## Task details
Of the lines below, count those containing the word "title". Reply with the number alone.

(Data entries)
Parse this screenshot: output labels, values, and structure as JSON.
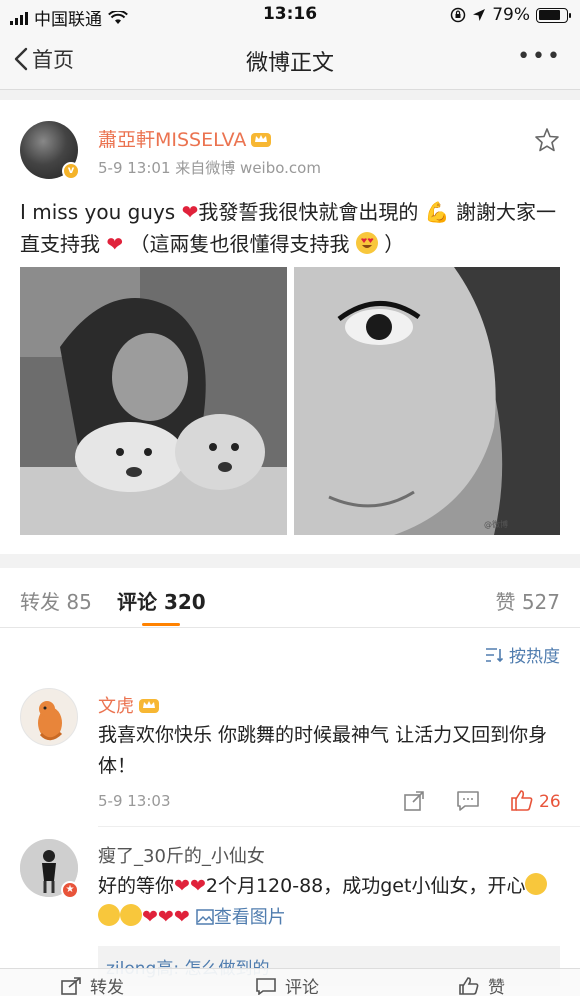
{
  "status_bar": {
    "carrier": "中国联通",
    "time": "13:16",
    "battery": "79%",
    "battery_level": 0.79
  },
  "nav": {
    "back_label": "首页",
    "title": "微博正文"
  },
  "post": {
    "author": "蕭亞軒MISSELVA",
    "time": "5-9 13:01",
    "source": "来自微博 weibo.com",
    "text_a": "I miss you guys ",
    "text_b": "我發誓我很快就會出現的 ",
    "text_c": " 謝謝大家一直支持我 ",
    "text_d": " （這兩隻也很懂得支持我 ",
    "text_e": " ）",
    "watermark": "@微博"
  },
  "tabs": {
    "repost": "转发 85",
    "comment": "评论 320",
    "like": "赞 527"
  },
  "sort_label": "按热度",
  "comments": [
    {
      "name": "文虎",
      "text": "我喜欢你快乐 你跳舞的时候最神气 让活力又回到你身体！",
      "time": "5-9 13:03",
      "likes": "26"
    },
    {
      "name": "瘦了_30斤的_小仙女",
      "text_a": "好的等你",
      "text_b": "2个月120-88，成功get小仙女，开心",
      "image_link": "查看图片",
      "subreply": "zilong高: 怎么做到的"
    }
  ],
  "bottom_bar": {
    "repost": "转发",
    "comment": "评论",
    "like": "赞"
  },
  "colors": {
    "accent": "#ff8200",
    "name": "#eb7350",
    "link": "#507daf",
    "like": "#e8543a",
    "heart": "#e0223b"
  },
  "icons": [
    "wifi-icon",
    "lock-rotation-icon",
    "location-icon",
    "back-chevron-icon",
    "more-icon",
    "star-icon",
    "sort-icon",
    "share-icon",
    "comment-icon",
    "thumbs-up-icon",
    "crown-icon",
    "image-icon"
  ]
}
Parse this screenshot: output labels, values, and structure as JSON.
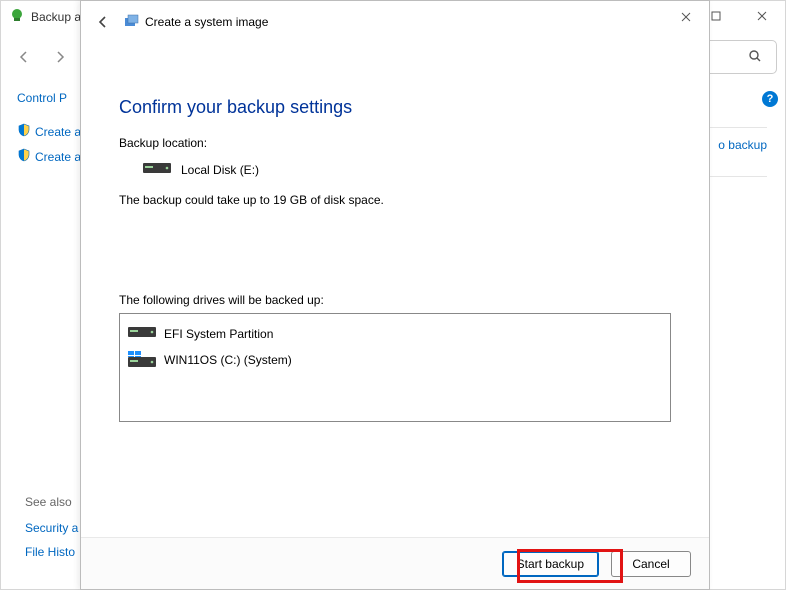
{
  "back_window": {
    "title": "Backup a",
    "nav_back_label": "Back",
    "nav_fwd_label": "Forward",
    "search_placeholder": "Search",
    "cp_home": "Control P",
    "sidebar": [
      {
        "label": "Create a s"
      },
      {
        "label": "Create a s"
      }
    ],
    "right_link": "o backup",
    "see_also_heading": "See also",
    "see_also_links": [
      "Security a",
      "File Histo"
    ]
  },
  "wizard": {
    "title": "Create a system image",
    "heading": "Confirm your backup settings",
    "location_label": "Backup location:",
    "location_value": "Local Disk (E:)",
    "estimate": "The backup could take up to 19 GB of disk space.",
    "drives_label": "The following drives will be backed up:",
    "drives": [
      {
        "name": "EFI System Partition",
        "icon": "drive"
      },
      {
        "name": "WIN11OS (C:) (System)",
        "icon": "windrive"
      }
    ],
    "buttons": {
      "start": "Start backup",
      "cancel": "Cancel"
    }
  }
}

## Solution for this exercise
3